Stored entries
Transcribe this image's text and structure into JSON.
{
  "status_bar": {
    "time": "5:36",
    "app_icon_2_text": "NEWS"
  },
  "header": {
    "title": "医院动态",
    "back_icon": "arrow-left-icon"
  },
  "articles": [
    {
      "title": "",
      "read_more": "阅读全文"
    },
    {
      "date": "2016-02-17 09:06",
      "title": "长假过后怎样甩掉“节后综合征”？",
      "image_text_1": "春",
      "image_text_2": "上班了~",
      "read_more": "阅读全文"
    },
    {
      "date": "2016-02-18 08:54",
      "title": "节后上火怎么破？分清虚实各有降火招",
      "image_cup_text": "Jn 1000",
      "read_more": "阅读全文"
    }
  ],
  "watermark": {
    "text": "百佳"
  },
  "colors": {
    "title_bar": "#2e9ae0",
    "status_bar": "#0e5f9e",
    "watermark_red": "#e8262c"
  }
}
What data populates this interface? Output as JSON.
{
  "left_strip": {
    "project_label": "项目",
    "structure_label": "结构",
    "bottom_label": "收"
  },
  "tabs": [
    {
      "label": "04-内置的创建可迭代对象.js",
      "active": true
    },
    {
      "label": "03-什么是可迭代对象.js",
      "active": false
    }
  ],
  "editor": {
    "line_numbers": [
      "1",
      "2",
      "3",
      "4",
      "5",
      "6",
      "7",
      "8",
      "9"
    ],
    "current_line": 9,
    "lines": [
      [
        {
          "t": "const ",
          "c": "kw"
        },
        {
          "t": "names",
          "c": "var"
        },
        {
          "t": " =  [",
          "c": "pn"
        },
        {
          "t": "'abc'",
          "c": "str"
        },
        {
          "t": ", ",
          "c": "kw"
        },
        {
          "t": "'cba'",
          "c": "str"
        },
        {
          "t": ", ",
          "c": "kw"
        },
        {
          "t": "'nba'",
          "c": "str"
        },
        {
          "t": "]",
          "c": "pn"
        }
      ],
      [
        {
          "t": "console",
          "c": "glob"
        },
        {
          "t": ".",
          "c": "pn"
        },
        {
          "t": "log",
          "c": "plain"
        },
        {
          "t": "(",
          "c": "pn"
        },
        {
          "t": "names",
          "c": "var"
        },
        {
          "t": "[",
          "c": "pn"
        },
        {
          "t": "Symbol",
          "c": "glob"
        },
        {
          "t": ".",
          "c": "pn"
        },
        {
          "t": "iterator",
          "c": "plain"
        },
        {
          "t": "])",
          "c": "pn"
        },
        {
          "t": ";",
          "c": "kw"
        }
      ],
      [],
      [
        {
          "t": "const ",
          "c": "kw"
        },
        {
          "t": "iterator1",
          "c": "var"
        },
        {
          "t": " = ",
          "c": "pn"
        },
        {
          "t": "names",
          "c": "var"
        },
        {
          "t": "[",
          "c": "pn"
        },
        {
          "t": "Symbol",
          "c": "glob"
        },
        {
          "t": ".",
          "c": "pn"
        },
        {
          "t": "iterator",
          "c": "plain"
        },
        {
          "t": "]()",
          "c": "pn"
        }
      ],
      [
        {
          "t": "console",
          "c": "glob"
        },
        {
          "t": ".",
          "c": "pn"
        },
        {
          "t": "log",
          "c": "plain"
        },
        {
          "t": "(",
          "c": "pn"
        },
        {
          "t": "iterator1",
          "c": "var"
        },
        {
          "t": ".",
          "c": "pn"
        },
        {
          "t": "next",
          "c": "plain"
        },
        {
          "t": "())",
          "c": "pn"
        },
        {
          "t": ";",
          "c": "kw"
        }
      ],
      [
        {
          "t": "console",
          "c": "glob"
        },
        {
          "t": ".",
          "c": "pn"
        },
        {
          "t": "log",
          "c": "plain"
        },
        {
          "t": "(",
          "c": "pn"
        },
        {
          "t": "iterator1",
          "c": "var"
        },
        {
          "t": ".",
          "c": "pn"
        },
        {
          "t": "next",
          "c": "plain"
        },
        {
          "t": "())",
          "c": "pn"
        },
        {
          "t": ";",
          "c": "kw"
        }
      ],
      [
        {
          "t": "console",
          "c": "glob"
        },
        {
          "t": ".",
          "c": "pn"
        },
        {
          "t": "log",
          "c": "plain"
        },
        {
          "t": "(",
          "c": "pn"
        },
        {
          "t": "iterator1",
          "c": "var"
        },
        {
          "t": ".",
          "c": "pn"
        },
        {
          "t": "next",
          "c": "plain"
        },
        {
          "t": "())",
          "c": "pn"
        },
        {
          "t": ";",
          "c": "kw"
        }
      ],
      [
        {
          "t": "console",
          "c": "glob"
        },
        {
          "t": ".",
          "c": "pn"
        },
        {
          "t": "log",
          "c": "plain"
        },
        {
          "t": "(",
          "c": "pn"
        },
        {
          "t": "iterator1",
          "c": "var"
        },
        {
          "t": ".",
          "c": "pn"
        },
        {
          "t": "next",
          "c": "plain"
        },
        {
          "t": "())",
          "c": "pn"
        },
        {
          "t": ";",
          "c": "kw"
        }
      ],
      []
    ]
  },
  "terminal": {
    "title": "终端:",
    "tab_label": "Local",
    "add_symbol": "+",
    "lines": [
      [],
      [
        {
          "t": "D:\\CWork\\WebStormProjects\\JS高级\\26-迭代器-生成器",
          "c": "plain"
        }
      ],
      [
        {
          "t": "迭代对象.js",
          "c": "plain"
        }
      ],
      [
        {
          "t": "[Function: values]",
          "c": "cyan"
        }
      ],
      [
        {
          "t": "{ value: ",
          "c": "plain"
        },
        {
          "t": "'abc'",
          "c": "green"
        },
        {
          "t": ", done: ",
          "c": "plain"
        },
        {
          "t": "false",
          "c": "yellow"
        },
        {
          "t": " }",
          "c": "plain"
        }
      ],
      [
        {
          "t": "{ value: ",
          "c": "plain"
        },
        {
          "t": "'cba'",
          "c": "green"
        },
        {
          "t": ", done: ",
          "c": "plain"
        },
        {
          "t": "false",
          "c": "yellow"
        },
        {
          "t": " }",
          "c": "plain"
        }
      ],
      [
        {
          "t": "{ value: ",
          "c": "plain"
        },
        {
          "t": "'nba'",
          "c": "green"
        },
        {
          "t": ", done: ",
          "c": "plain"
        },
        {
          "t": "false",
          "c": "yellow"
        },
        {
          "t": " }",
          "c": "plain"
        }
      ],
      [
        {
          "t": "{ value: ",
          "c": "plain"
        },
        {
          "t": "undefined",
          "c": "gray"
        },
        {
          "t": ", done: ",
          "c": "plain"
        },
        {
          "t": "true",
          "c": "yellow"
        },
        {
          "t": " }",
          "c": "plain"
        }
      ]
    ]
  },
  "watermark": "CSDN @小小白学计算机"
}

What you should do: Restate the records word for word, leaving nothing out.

Result for this exercise:
Transcribe this image's text and structure into JSON.
{
  "status_bar": {
    "time": "5:36",
    "app_icon_2_text": "NEWS"
  },
  "header": {
    "title": "医院动态",
    "back_icon": "arrow-left-icon"
  },
  "articles": [
    {
      "title": "",
      "read_more": "阅读全文"
    },
    {
      "date": "2016-02-17 09:06",
      "title": "长假过后怎样甩掉“节后综合征”？",
      "image_text_1": "春",
      "image_text_2": "上班了~",
      "read_more": "阅读全文"
    },
    {
      "date": "2016-02-18 08:54",
      "title": "节后上火怎么破？分清虚实各有降火招",
      "image_cup_text": "Jn 1000",
      "read_more": "阅读全文"
    }
  ],
  "watermark": {
    "text": "百佳"
  },
  "colors": {
    "title_bar": "#2e9ae0",
    "status_bar": "#0e5f9e",
    "watermark_red": "#e8262c"
  }
}
What data populates this interface? Output as JSON.
{
  "left_strip": {
    "project_label": "项目",
    "structure_label": "结构",
    "bottom_label": "收"
  },
  "tabs": [
    {
      "label": "04-内置的创建可迭代对象.js",
      "active": true
    },
    {
      "label": "03-什么是可迭代对象.js",
      "active": false
    }
  ],
  "editor": {
    "line_numbers": [
      "1",
      "2",
      "3",
      "4",
      "5",
      "6",
      "7",
      "8",
      "9"
    ],
    "current_line": 9,
    "lines": [
      [
        {
          "t": "const ",
          "c": "kw"
        },
        {
          "t": "names",
          "c": "var"
        },
        {
          "t": " =  [",
          "c": "pn"
        },
        {
          "t": "'abc'",
          "c": "str"
        },
        {
          "t": ", ",
          "c": "kw"
        },
        {
          "t": "'cba'",
          "c": "str"
        },
        {
          "t": ", ",
          "c": "kw"
        },
        {
          "t": "'nba'",
          "c": "str"
        },
        {
          "t": "]",
          "c": "pn"
        }
      ],
      [
        {
          "t": "console",
          "c": "glob"
        },
        {
          "t": ".",
          "c": "pn"
        },
        {
          "t": "log",
          "c": "plain"
        },
        {
          "t": "(",
          "c": "pn"
        },
        {
          "t": "names",
          "c": "var"
        },
        {
          "t": "[",
          "c": "pn"
        },
        {
          "t": "Symbol",
          "c": "glob"
        },
        {
          "t": ".",
          "c": "pn"
        },
        {
          "t": "iterator",
          "c": "plain"
        },
        {
          "t": "])",
          "c": "pn"
        },
        {
          "t": ";",
          "c": "kw"
        }
      ],
      [],
      [
        {
          "t": "const ",
          "c": "kw"
        },
        {
          "t": "iterator1",
          "c": "var"
        },
        {
          "t": " = ",
          "c": "pn"
        },
        {
          "t": "names",
          "c": "var"
        },
        {
          "t": "[",
          "c": "pn"
        },
        {
          "t": "Symbol",
          "c": "glob"
        },
        {
          "t": ".",
          "c": "pn"
        },
        {
          "t": "iterator",
          "c": "plain"
        },
        {
          "t": "]()",
          "c": "pn"
        }
      ],
      [
        {
          "t": "console",
          "c": "glob"
        },
        {
          "t": ".",
          "c": "pn"
        },
        {
          "t": "log",
          "c": "plain"
        },
        {
          "t": "(",
          "c": "pn"
        },
        {
          "t": "iterator1",
          "c": "var"
        },
        {
          "t": ".",
          "c": "pn"
        },
        {
          "t": "next",
          "c": "plain"
        },
        {
          "t": "())",
          "c": "pn"
        },
        {
          "t": ";",
          "c": "kw"
        }
      ],
      [
        {
          "t": "console",
          "c": "glob"
        },
        {
          "t": ".",
          "c": "pn"
        },
        {
          "t": "log",
          "c": "plain"
        },
        {
          "t": "(",
          "c": "pn"
        },
        {
          "t": "iterator1",
          "c": "var"
        },
        {
          "t": ".",
          "c": "pn"
        },
        {
          "t": "next",
          "c": "plain"
        },
        {
          "t": "())",
          "c": "pn"
        },
        {
          "t": ";",
          "c": "kw"
        }
      ],
      [
        {
          "t": "console",
          "c": "glob"
        },
        {
          "t": ".",
          "c": "pn"
        },
        {
          "t": "log",
          "c": "plain"
        },
        {
          "t": "(",
          "c": "pn"
        },
        {
          "t": "iterator1",
          "c": "var"
        },
        {
          "t": ".",
          "c": "pn"
        },
        {
          "t": "next",
          "c": "plain"
        },
        {
          "t": "())",
          "c": "pn"
        },
        {
          "t": ";",
          "c": "kw"
        }
      ],
      [
        {
          "t": "console",
          "c": "glob"
        },
        {
          "t": ".",
          "c": "pn"
        },
        {
          "t": "log",
          "c": "plain"
        },
        {
          "t": "(",
          "c": "pn"
        },
        {
          "t": "iterator1",
          "c": "var"
        },
        {
          "t": ".",
          "c": "pn"
        },
        {
          "t": "next",
          "c": "plain"
        },
        {
          "t": "())",
          "c": "pn"
        },
        {
          "t": ";",
          "c": "kw"
        }
      ],
      []
    ]
  },
  "terminal": {
    "title": "终端:",
    "tab_label": "Local",
    "add_symbol": "+",
    "lines": [
      [],
      [
        {
          "t": "D:\\CWork\\WebStormProjects\\JS高级\\26-迭代器-生成器",
          "c": "plain"
        }
      ],
      [
        {
          "t": "迭代对象.js",
          "c": "plain"
        }
      ],
      [
        {
          "t": "[Function: values]",
          "c": "cyan"
        }
      ],
      [
        {
          "t": "{ value: ",
          "c": "plain"
        },
        {
          "t": "'abc'",
          "c": "green"
        },
        {
          "t": ", done: ",
          "c": "plain"
        },
        {
          "t": "false",
          "c": "yellow"
        },
        {
          "t": " }",
          "c": "plain"
        }
      ],
      [
        {
          "t": "{ value: ",
          "c": "plain"
        },
        {
          "t": "'cba'",
          "c": "green"
        },
        {
          "t": ", done: ",
          "c": "plain"
        },
        {
          "t": "false",
          "c": "yellow"
        },
        {
          "t": " }",
          "c": "plain"
        }
      ],
      [
        {
          "t": "{ value: ",
          "c": "plain"
        },
        {
          "t": "'nba'",
          "c": "green"
        },
        {
          "t": ", done: ",
          "c": "plain"
        },
        {
          "t": "false",
          "c": "yellow"
        },
        {
          "t": " }",
          "c": "plain"
        }
      ],
      [
        {
          "t": "{ value: ",
          "c": "plain"
        },
        {
          "t": "undefined",
          "c": "gray"
        },
        {
          "t": ", done: ",
          "c": "plain"
        },
        {
          "t": "true",
          "c": "yellow"
        },
        {
          "t": " }",
          "c": "plain"
        }
      ]
    ]
  },
  "watermark": "CSDN @小小白学计算机"
}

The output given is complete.